    What remains dangerous is a large central grid because it takes only a few targets to cripple a nation. Thus the obvious reasons that a satellite solar grid in space to supply the nation is a security nightmare, So what it comes down to is an almost lost art – individual self reliance… make your own abode as self sustainable as possible, Then the worries and risks are reduced…

    … until, of course, you’re the only one in the ‘hood with simple amenities and you’re attacked for the basics by those who aren’t similarly equipped.

  4. Layman says:

    Glad to hear you and your family are fine. I have inlaws in the McLean area and they too were in awe of the power of nature.

    And there are those out there that really think we can influence/control it! Delusional.

  5. AJStrata says:

    Hey Layman, I am actually a Mcleanite (from the days before it was ridiculously wealthy).

    If you want a modern horror story, google Reston Town Center

  6. Redteam says:

    “but individual home upgrades to make each one as self sufficient as possible”

    Just have Congress pass an APA (Affordable Power Act) and we can make everyone buy a generator to power their homes in emergencies and if they don’t they can pay a tax. Kinda like buying Power Insurance or something.
    We could even pattern it on the ACA (Affordable Care Act).

    or something…

  7. DrDave says:

    Wow a terrible storm that started in Chicago and wiped out DC, reminds me of something.

  8. pilgrim1949 says:


    Maybe those who fail to recognize the drift of fragrance from the Windy City to the City of Windbags could be classified as….

    Glow-bull Smarming Deniers

  9. AJStrata says:


    “Windy City to the City of Windbags”

    Nice one!

  10. Mata says:

    Wouldn’t be in the least bit surprised if they tried, RT. But at least they can’t dress that pig up in a Commerce Clause suit. And I’d say that the public is very astute to tax powers of Congress these days.

    The problem is, I’m not sure I see much dissatisfaction from most of the nation about the taxes. i.e. Dems and liberal voters will always be okay with the expansion of central government and taxes. Until a conservative responsibility for self attitude retakes the majority of voters, we’re gonna have a rough time in this.

    DrDave and pilgrim… LOL
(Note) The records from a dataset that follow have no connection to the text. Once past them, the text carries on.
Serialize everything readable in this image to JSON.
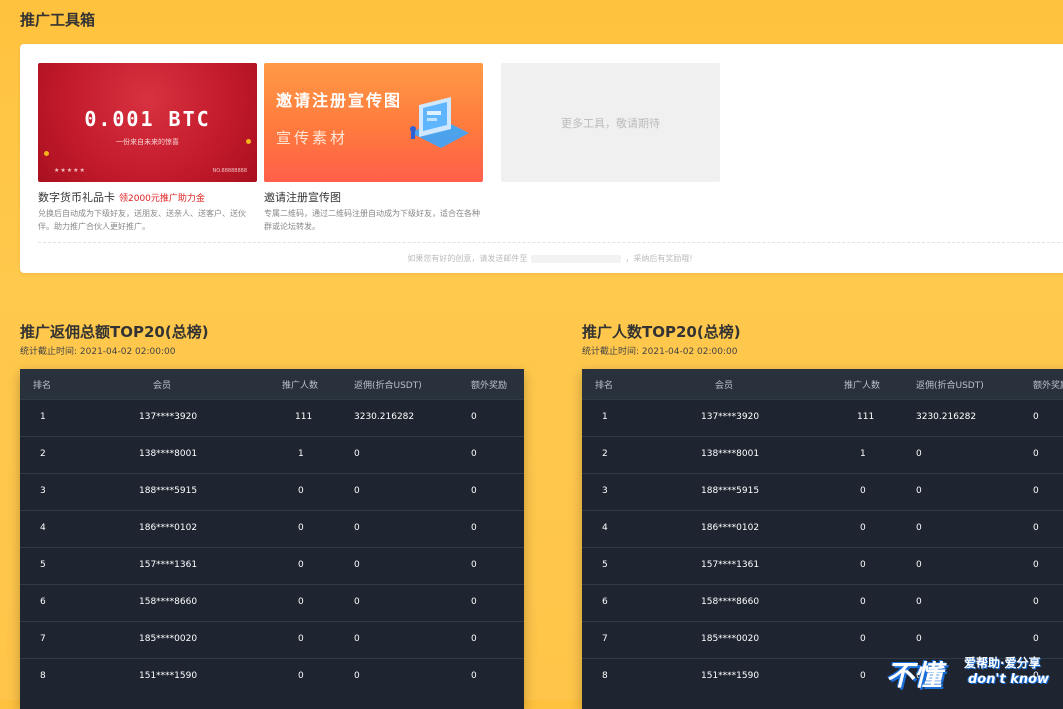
{
  "toolbox": {
    "title": "推广工具箱",
    "cards": [
      {
        "amount": "0.001 BTC",
        "image_subtitle": "一份来自未来的惊喜",
        "image_stars": "★★★★★",
        "image_no": "NO.88888888",
        "title": "数字货币礼品卡",
        "tag": "领2000元推广助力金",
        "desc": "兑换后自动成为下级好友，送朋友、送亲人、送客户、送伙伴。助力推广合伙人更好推广。"
      },
      {
        "image_title": "邀请注册宣传图",
        "image_subtitle": "宣传素材",
        "title": "邀请注册宣传图",
        "desc": "专属二维码，通过二维码注册自动成为下级好友，适合在各种群或论坛转发。"
      },
      {
        "placeholder": "更多工具，敬请期待"
      }
    ],
    "footnote_prefix": "如果您有好的创意，请发送邮件至",
    "footnote_suffix": "，采纳后有奖励哦!"
  },
  "commission_board": {
    "title": "推广返佣总额TOP20(总榜)",
    "stats_time": "统计截止时间: 2021-04-02 02:00:00"
  },
  "referral_board": {
    "title": "推广人数TOP20(总榜)",
    "stats_time": "统计截止时间: 2021-04-02 02:00:00"
  },
  "table": {
    "headers": [
      "排名",
      "会员",
      "推广人数",
      "返佣(折合USDT)",
      "额外奖励"
    ],
    "rows": [
      [
        "1",
        "137****3920",
        "111",
        "3230.216282",
        "0"
      ],
      [
        "2",
        "138****8001",
        "1",
        "0",
        "0"
      ],
      [
        "3",
        "188****5915",
        "0",
        "0",
        "0"
      ],
      [
        "4",
        "186****0102",
        "0",
        "0",
        "0"
      ],
      [
        "5",
        "157****1361",
        "0",
        "0",
        "0"
      ],
      [
        "6",
        "158****8660",
        "0",
        "0",
        "0"
      ],
      [
        "7",
        "185****0020",
        "0",
        "0",
        "0"
      ],
      [
        "8",
        "151****1590",
        "0",
        "0",
        "0"
      ]
    ]
  },
  "watermark": {
    "big": "不懂",
    "line1": "爱帮助·爱分享",
    "line2": "don't know"
  },
  "colors": {
    "background": "#ffc23e",
    "table_bg": "#1e2530",
    "table_header_bg": "#29313d",
    "tag_red": "#e02020",
    "btc_red": "#c21a2b",
    "invite_orange": "#ff7a3e"
  }
}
  11. Mordecai Subaru says:

    EMP weapon
    You have just the taste of what could soon happen
    No power for months.
    Don’t want to be so gloomy, but it would be nice if obama wasn’t doing everything in his power to give iran the time to achieve a nuclear warhead.
    If I wanted to destroy my own country, I’d have to be shrewd.
    Obama is shrewed. He does everything calculated to fail but calculated to not awaken the sleeping electorate.

  12. Redteam says:

    “Until a conservative responsibility for self attitude retakes the majority of voters, we’re gonna have a rough time in this.”
    and the problem is we have Romney running, the antithesis of what we need at this time. He is going to be very non-combative, almost as much so as McCain was. Almost as if he doesn’t want to win.

  13. Dave J says:

    It was not too bad for us down near the Shenandoah as we were only out of power for just over 30 hours with very little damage. I have relatives up on the Blue Ridge that just got their power back up late this afternoon 6/3. They are hardy folk though and know well how to deal with such minor inconveniences.